This tandem project explores an alternative treatment strategy for cancer, based on cancer immunotherapy. The aim is to improve the safety and potentially the efficacy of CAR-equipped (Chimeric Antigen Receptors) natural killer cell products for the treatment of tumors through site-specific gene editing.
The currently available treatment options (chemotherapy and radiotherapy) have limited therapeutic outcome against cancer, and are associated with severe side effects and high risk of recurrence. Recently, immunotherapeutic agents displayed promising results in clinical cancer treatment, and have therefore attracted attention from clinicians and cancer patients worldwide. The main advantage of cancer immunotherapy compared to conventional treatments is that it treats primary cancer, and prevents metastasis and recurrence as well. Consequently, cancer immunotherapy has become a gold standard option for cancer patients. Various immunotherapeutic antibodies and cell therapeutics are constantly being developed worldwide. The use of CAR T-cells and NK-cells (natural killer cells) are also reported to destroy tumors and to possitively change of the microenvironment they are set in.
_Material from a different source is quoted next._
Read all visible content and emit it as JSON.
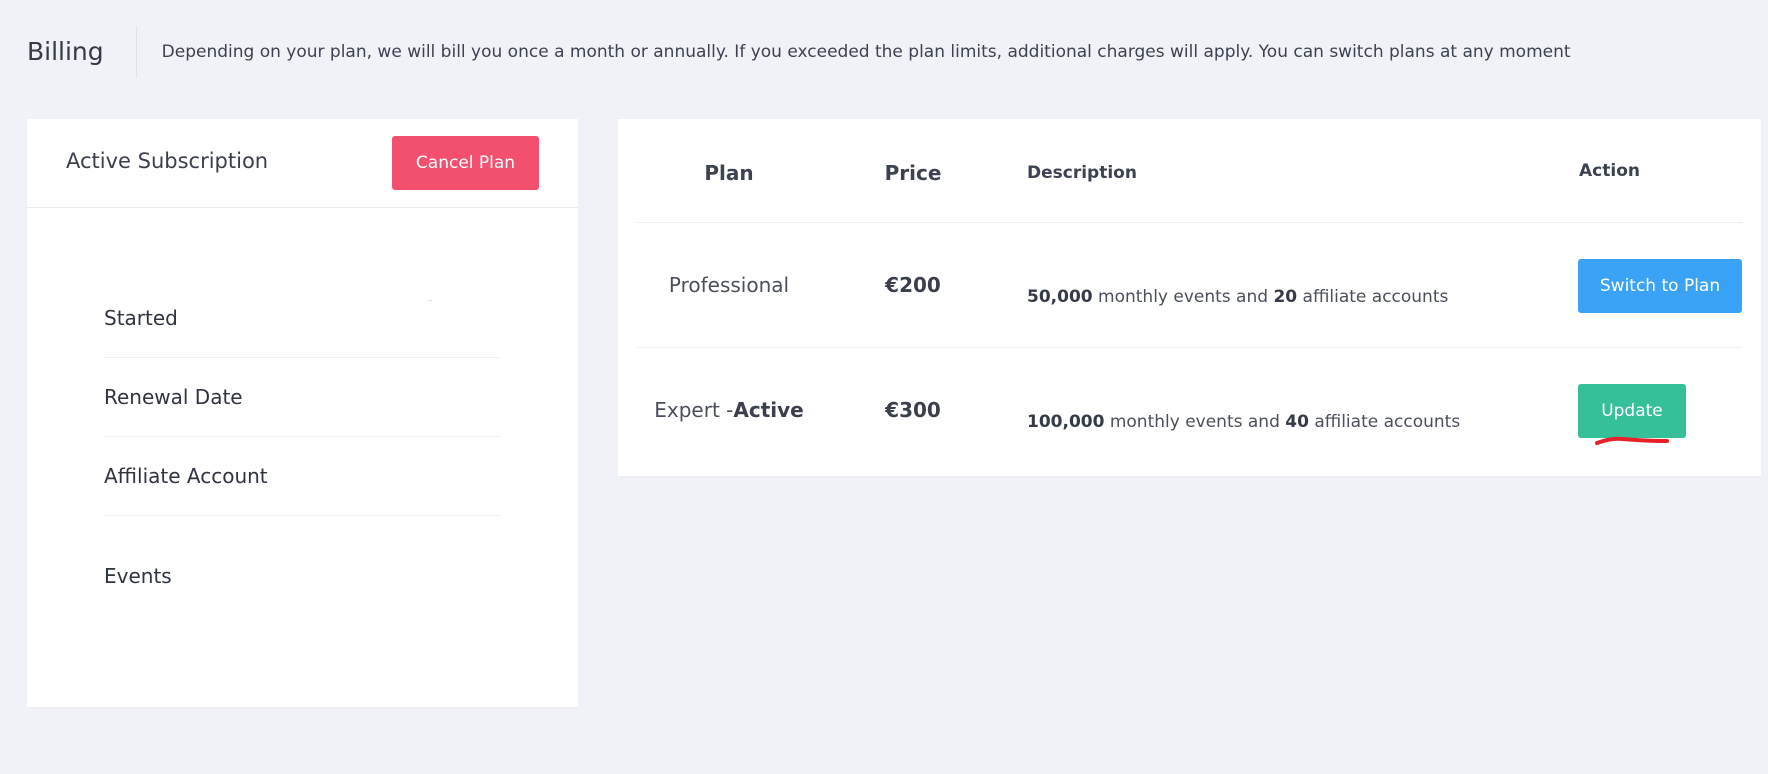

The AGYA members Mohamed Abou El-Enein (Medical and Health Sciences) and Maha Nasr (Pharmacy) are eager to identify and compare different potential CAR integration sites for NK-cells including recently described genetic safe harbor sites. Their aim is to establish a protocol for the efficient gene transfer into NK-cells using CRISPR-Cas (Clustered Regularly Interspaced Short Palindromic Repeats-associated protein) assisted targeted integration. Mohamed Abou El-Enein will assess the feasibility of engineering NK-cells for cancer immunotherapy during the first phase of the research work. As a continuation of this work he will modify these cells to optimize their ex vivo expansion and conduction of in vivo work. After the establishment and the validation of the potential of engineering NK-cells for cancer immunotherapy, the final phase of this research tandem project will be conducted by Maha Nasr focussing on the use of nanoparticles in conjugation with NK-cells in order to achieve a synergistic anticancer therapy or to use nanoparticles to deliver payload agents to NK-cells. The results of this study and the research cooperation will be made available here in due course.
DATE and Venue of the project
17 March – 31 December 2020
Charité Medical University Berlin, Germany
Ain Shams University, Egypt
Medical Sciences, Pharmacy, Cancer Therapies
Graphic by SciPro/Shutterstock.com